"Publishers and agents are looking for what has been a success and self-publishing comes with evidence. You can look at ebook download figures and Twitter followers, and see just how many readers want to read the material. With new authors, you can demonstrate public interest and so it is less of a risk to publishers."
Literary greats have blurred the lines between self-publishing and traditional publishing for centuries.

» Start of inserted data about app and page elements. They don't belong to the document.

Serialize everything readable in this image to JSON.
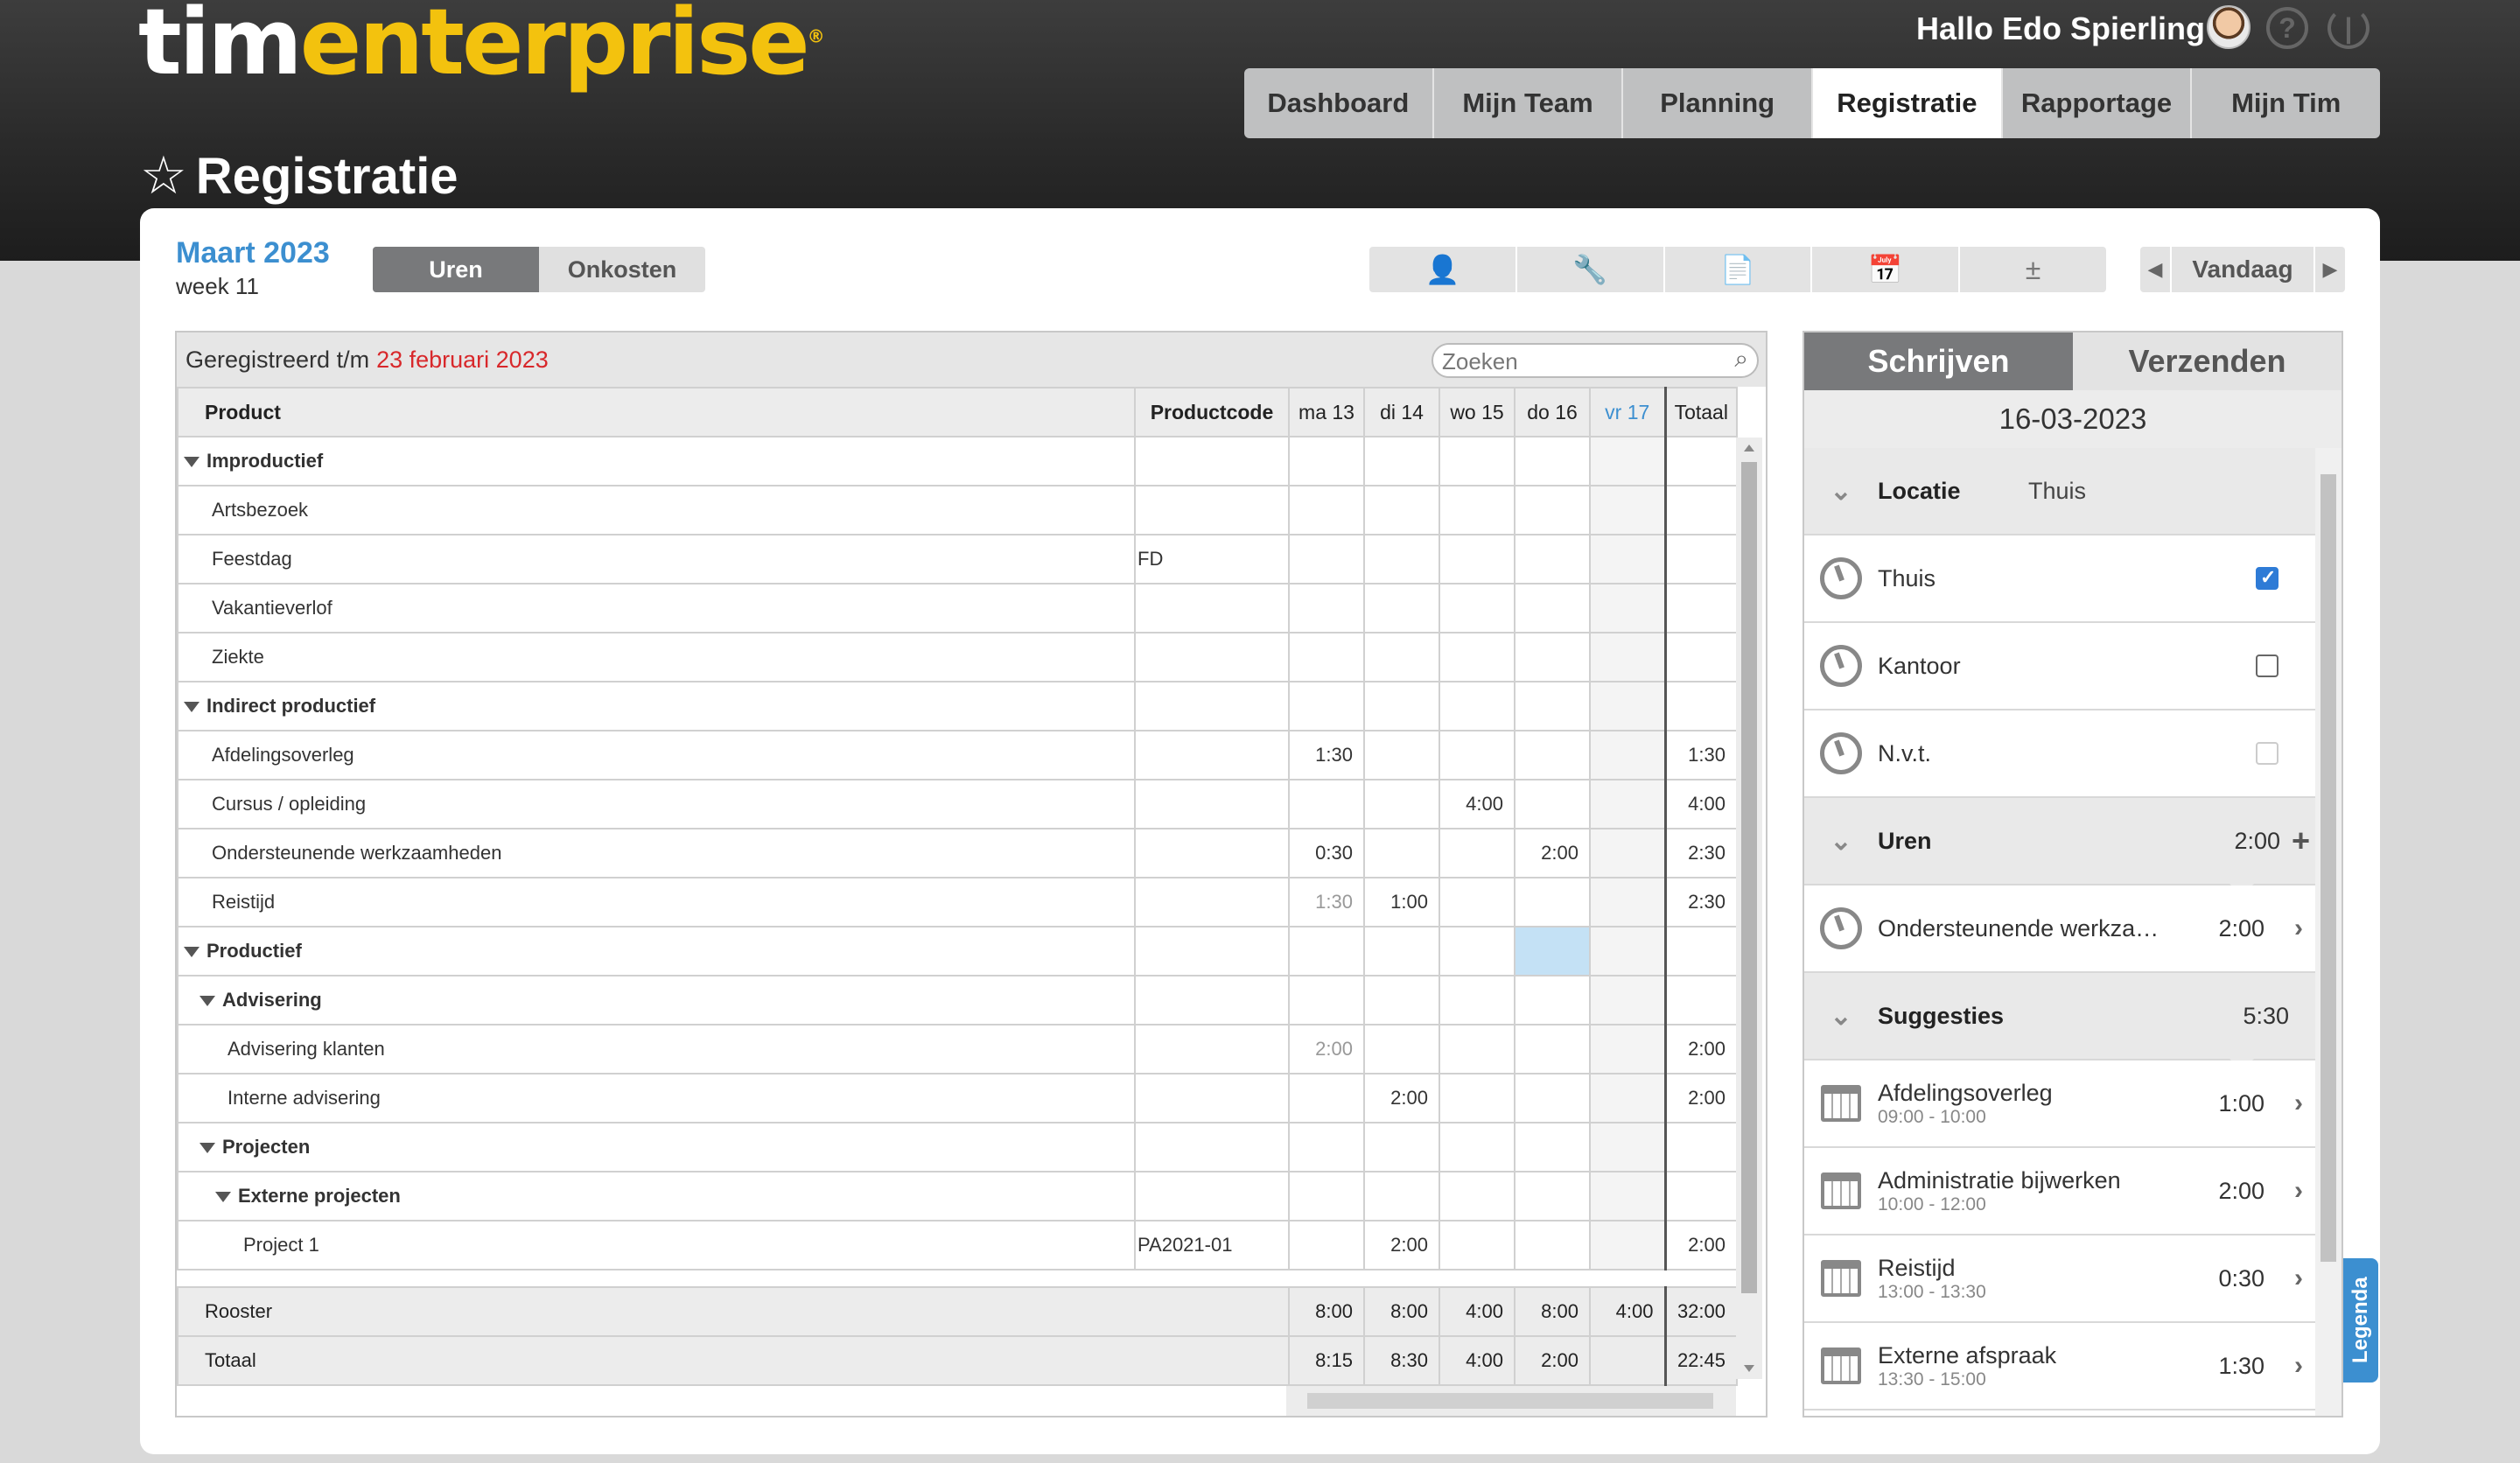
{
  "app": {
    "logo_part1": "tim",
    "logo_part2": "enterprise",
    "logo_mark": "®",
    "greeting": "Hallo Edo Spierling",
    "icons": [
      "avatar",
      "help-icon",
      "power-icon"
    ]
  },
  "nav": {
    "tabs": [
      "Dashboard",
      "Mijn Team",
      "Planning",
      "Registratie",
      "Rapportage",
      "Mijn Tim"
    ],
    "active": "Registratie"
  },
  "page": {
    "title": "Registratie",
    "month": "Maart 2023",
    "week": "week 11",
    "segment": [
      "Uren",
      "Onkosten"
    ],
    "segment_active": "Uren",
    "toolbar_icons": [
      "person-icon",
      "wrench-icon",
      "document-icon",
      "calendar-icon",
      "plus-minus-icon"
    ],
    "today_label": "Vandaag"
  },
  "grid": {
    "registered_label": "Geregistreerd t/m",
    "registered_date": "23 februari 2023",
    "search_placeholder": "Zoeken",
    "headers": {
      "product": "Product",
      "productcode": "Productcode",
      "days": [
        "ma 13",
        "di 14",
        "wo 15",
        "do 16",
        "vr 17"
      ],
      "total": "Totaal"
    },
    "rows": [
      {
        "label": "Improductief",
        "code": "",
        "ma": "",
        "di": "",
        "wo": "",
        "do": "",
        "vr": "",
        "tot": ""
      },
      {
        "label": "Artsbezoek",
        "code": "",
        "ma": "",
        "di": "",
        "wo": "",
        "do": "",
        "vr": "",
        "tot": ""
      },
      {
        "label": "Feestdag",
        "code": "FD",
        "ma": "",
        "di": "",
        "wo": "",
        "do": "",
        "vr": "",
        "tot": ""
      },
      {
        "label": "Vakantieverlof",
        "code": "",
        "ma": "",
        "di": "",
        "wo": "",
        "do": "",
        "vr": "",
        "tot": ""
      },
      {
        "label": "Ziekte",
        "code": "",
        "ma": "",
        "di": "",
        "wo": "",
        "do": "",
        "vr": "",
        "tot": ""
      },
      {
        "label": "Indirect productief",
        "code": "",
        "ma": "",
        "di": "",
        "wo": "",
        "do": "",
        "vr": "",
        "tot": ""
      },
      {
        "label": "Afdelingsoverleg",
        "code": "",
        "ma": "1:30",
        "di": "",
        "wo": "",
        "do": "",
        "vr": "",
        "tot": "1:30"
      },
      {
        "label": "Cursus / opleiding",
        "code": "",
        "ma": "",
        "di": "",
        "wo": "4:00",
        "do": "",
        "vr": "",
        "tot": "4:00"
      },
      {
        "label": "Ondersteunende werkzaamheden",
        "code": "",
        "ma": "0:30",
        "di": "",
        "wo": "",
        "do": "2:00",
        "vr": "",
        "tot": "2:30"
      },
      {
        "label": "Reistijd",
        "code": "",
        "ma": "1:30",
        "di": "1:00",
        "wo": "",
        "do": "",
        "vr": "",
        "tot": "2:30"
      },
      {
        "label": "Productief",
        "code": "",
        "ma": "",
        "di": "",
        "wo": "",
        "do": "",
        "vr": "",
        "tot": ""
      },
      {
        "label": "Advisering",
        "code": "",
        "ma": "",
        "di": "",
        "wo": "",
        "do": "",
        "vr": "",
        "tot": ""
      },
      {
        "label": "Advisering klanten",
        "code": "",
        "ma": "2:00",
        "di": "",
        "wo": "",
        "do": "",
        "vr": "",
        "tot": "2:00"
      },
      {
        "label": "Interne advisering",
        "code": "",
        "ma": "",
        "di": "2:00",
        "wo": "",
        "do": "",
        "vr": "",
        "tot": "2:00"
      },
      {
        "label": "Projecten",
        "code": "",
        "ma": "",
        "di": "",
        "wo": "",
        "do": "",
        "vr": "",
        "tot": ""
      },
      {
        "label": "Externe projecten",
        "code": "",
        "ma": "",
        "di": "",
        "wo": "",
        "do": "",
        "vr": "",
        "tot": ""
      },
      {
        "label": "Project 1",
        "code": "PA2021-01",
        "ma": "",
        "di": "2:00",
        "wo": "",
        "do": "",
        "vr": "",
        "tot": "2:00"
      }
    ],
    "footer": [
      {
        "label": "Rooster",
        "ma": "8:00",
        "di": "8:00",
        "wo": "4:00",
        "do": "8:00",
        "vr": "4:00",
        "tot": "32:00"
      },
      {
        "label": "Totaal",
        "ma": "8:15",
        "di": "8:30",
        "wo": "4:00",
        "do": "2:00",
        "vr": "",
        "tot": "22:45"
      }
    ]
  },
  "side": {
    "tabs": [
      "Schrijven",
      "Verzenden"
    ],
    "date": "16-03-2023",
    "locatie": {
      "title": "Locatie",
      "value": "Thuis"
    },
    "locations": [
      {
        "label": "Thuis",
        "checked": true
      },
      {
        "label": "Kantoor",
        "checked": false
      },
      {
        "label": "N.v.t.",
        "checked": false
      }
    ],
    "uren": {
      "title": "Uren",
      "value": "2:00",
      "plus": "+"
    },
    "uren_items": [
      {
        "label": "Ondersteunende werkza…",
        "value": "2:00"
      }
    ],
    "suggesties": {
      "title": "Suggesties",
      "value": "5:30"
    },
    "suggestions": [
      {
        "label": "Afdelingsoverleg",
        "time": "09:00 - 10:00",
        "value": "1:00"
      },
      {
        "label": "Administratie bijwerken",
        "time": "10:00 - 12:00",
        "value": "2:00"
      },
      {
        "label": "Reistijd",
        "time": "13:00 - 13:30",
        "value": "0:30"
      },
      {
        "label": "Externe afspraak",
        "time": "13:30 - 15:00",
        "value": "1:30"
      }
    ],
    "legenda": "Legenda"
  }
}
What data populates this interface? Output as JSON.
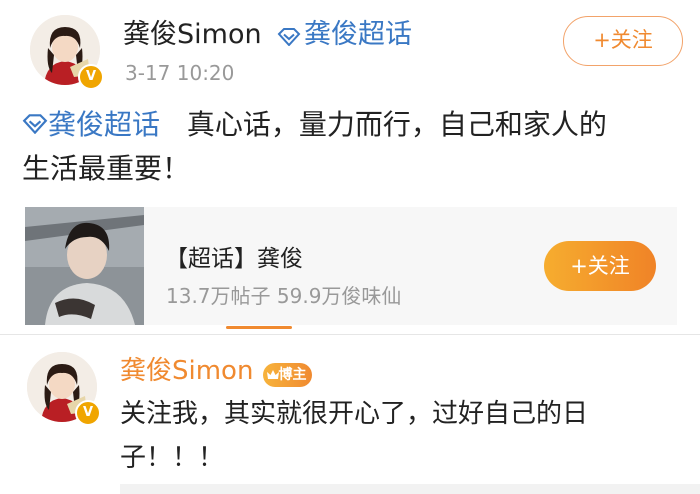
{
  "post": {
    "author": "龚俊Simon",
    "supertopic_tag": "龚俊超话",
    "time": "3-17 10:20",
    "follow_label": "+关注",
    "text_link": "龚俊超话",
    "text_line1": "真心话，量力而行，自己和家人的",
    "text_line2": "生活最重要！"
  },
  "card": {
    "title": "【超话】龚俊",
    "stats": "13.7万帖子  59.9万俊味仙",
    "follow_label": "+关注"
  },
  "comment": {
    "author": "龚俊Simon",
    "badge": "博主",
    "line1": "关注我，其实就很开心了，过好自己的日",
    "line2": "子！！！"
  },
  "colors": {
    "link_blue": "#3a78c4",
    "accent_orange": "#f08a30",
    "verified_gold": "#f0a500"
  },
  "icons": {
    "verified_badge": "V",
    "supertopic_icon": "diamond-icon"
  }
}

Jane Austen self-published after several failed attempts to break into the book market; Edgar Allan Poe paid a printer to publish 50 copies of a pamphlet of poetry Tamerlane and Other Poems; much of Virginia Woolf's work was self-published through the Hogarth Press; and Charles Dickens published his novella A Christmas Carol at his own expense in 1843 – and the first 6,000 copies sold out by Christmas Eve.
What Austen, Poe and Dickens managed to do as a result of self-publishing is identify an audience that publishers had previously disregarded – something self-publishers writers continue to do today. The success of Fifty Shades Of Grey launched numerous copycat titles in the "mummy porn" genre, which was recognised as profitable after James's ebooks flew off the digital shelves.
"Self-publishing has also uncovered a terrific appetite for real-life stories about everyday disasters, such as losing a child or a relationship ending," Baverstock says. "Previously, there was a real view within publishers that these kinds of stories were only interesting if you were famous."
Staunch literary traditionalists might argue the increase in self-published authors has led to a tidal wave of rubbish, undermining the publishing world and the quality of literature. Even so, surely it is up to the reader to employ caveat emptor when buying self-published books?
"There is an awful lot of garbage that is being published, but a reader needs to be aware of what they are buying," Baverstock says.
"When you are booking holiday accommodation, you read the reviews. The same happens in publishing. The fact there is a lot of rubbish doesn't denigrate work that is finding a market, because people are liberated to try."
Julia Kingsford, head of marketing at Kingsford Campbell Literary & Marketing Agents and the former head of marketing at book store Foyles, says although self-publishing has opened closed doors to the publishing world, there are still limitations.
"Everyone in the publishing chain from agents, editors, typesetters, designers, marketeers and publicists add far more value to a book's quality and success than many people realise," she says.
"There's a huge difference between a first draft and a finished book and a lot of what publishers do is invest in making books as good and as readable as possible. If writers have the skills or can pay for or draw on them from others to do everything needed to self-publish a book to a standard a publisher can, then I think it's great."
"What is definitely true is that technology has completely changed routes to market and accessibility," Kingsford adds. "So putting out an ebook or short print run is affordable in a way that it never was before and a few writers are making it big. If you have a manuscript under the bed, as it were, the opportunity now for it to find readers is incredible, so why not put it out there?"